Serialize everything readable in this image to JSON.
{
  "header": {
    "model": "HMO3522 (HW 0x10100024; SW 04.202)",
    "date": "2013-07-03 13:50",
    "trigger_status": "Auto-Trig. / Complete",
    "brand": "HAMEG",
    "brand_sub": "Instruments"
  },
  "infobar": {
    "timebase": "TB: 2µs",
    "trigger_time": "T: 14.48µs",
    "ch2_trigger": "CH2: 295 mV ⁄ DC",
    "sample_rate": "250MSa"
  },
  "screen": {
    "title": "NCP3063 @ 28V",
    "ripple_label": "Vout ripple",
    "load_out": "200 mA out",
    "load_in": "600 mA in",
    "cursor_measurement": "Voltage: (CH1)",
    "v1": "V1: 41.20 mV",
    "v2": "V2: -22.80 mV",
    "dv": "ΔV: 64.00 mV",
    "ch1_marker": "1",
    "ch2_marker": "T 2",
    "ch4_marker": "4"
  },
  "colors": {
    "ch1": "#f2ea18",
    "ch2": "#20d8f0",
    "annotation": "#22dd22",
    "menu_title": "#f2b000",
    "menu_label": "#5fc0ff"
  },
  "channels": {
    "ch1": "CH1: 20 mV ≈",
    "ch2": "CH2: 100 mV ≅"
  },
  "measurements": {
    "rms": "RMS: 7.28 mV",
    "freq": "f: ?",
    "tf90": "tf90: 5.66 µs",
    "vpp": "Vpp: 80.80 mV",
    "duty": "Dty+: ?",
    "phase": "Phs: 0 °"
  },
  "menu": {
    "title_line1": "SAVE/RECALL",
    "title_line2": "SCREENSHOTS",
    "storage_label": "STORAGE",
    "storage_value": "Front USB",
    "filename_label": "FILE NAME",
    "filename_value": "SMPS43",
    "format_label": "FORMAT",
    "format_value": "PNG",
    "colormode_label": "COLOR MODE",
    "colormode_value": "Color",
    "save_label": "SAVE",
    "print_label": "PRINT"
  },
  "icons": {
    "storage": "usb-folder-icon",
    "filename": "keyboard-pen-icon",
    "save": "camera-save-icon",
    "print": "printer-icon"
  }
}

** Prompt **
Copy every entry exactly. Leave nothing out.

** Final answer **
Serialize everything readable in this image to JSON.
{
  "header": {
    "model": "HMO3522 (HW 0x10100024; SW 04.202)",
    "date": "2013-07-03 13:50",
    "trigger_status": "Auto-Trig. / Complete",
    "brand": "HAMEG",
    "brand_sub": "Instruments"
  },
  "infobar": {
    "timebase": "TB: 2µs",
    "trigger_time": "T: 14.48µs",
    "ch2_trigger": "CH2: 295 mV ⁄ DC",
    "sample_rate": "250MSa"
  },
  "screen": {
    "title": "NCP3063 @ 28V",
    "ripple_label": "Vout ripple",
    "load_out": "200 mA out",
    "load_in": "600 mA in",
    "cursor_measurement": "Voltage: (CH1)",
    "v1": "V1: 41.20 mV",
    "v2": "V2: -22.80 mV",
    "dv": "ΔV: 64.00 mV",
    "ch1_marker": "1",
    "ch2_marker": "T 2",
    "ch4_marker": "4"
  },
  "colors": {
    "ch1": "#f2ea18",
    "ch2": "#20d8f0",
    "annotation": "#22dd22",
    "menu_title": "#f2b000",
    "menu_label": "#5fc0ff"
  },
  "channels": {
    "ch1": "CH1: 20 mV ≈",
    "ch2": "CH2: 100 mV ≅"
  },
  "measurements": {
    "rms": "RMS: 7.28 mV",
    "freq": "f: ?",
    "tf90": "tf90: 5.66 µs",
    "vpp": "Vpp: 80.80 mV",
    "duty": "Dty+: ?",
    "phase": "Phs: 0 °"
  },
  "menu": {
    "title_line1": "SAVE/RECALL",
    "title_line2": "SCREENSHOTS",
    "storage_label": "STORAGE",
    "storage_value": "Front USB",
    "filename_label": "FILE NAME",
    "filename_value": "SMPS43",
    "format_label": "FORMAT",
    "format_value": "PNG",
    "colormode_label": "COLOR MODE",
    "colormode_value": "Color",
    "save_label": "SAVE",
    "print_label": "PRINT"
  },
  "icons": {
    "storage": "usb-folder-icon",
    "filename": "keyboard-pen-icon",
    "save": "camera-save-icon",
    "print": "printer-icon"
  }
}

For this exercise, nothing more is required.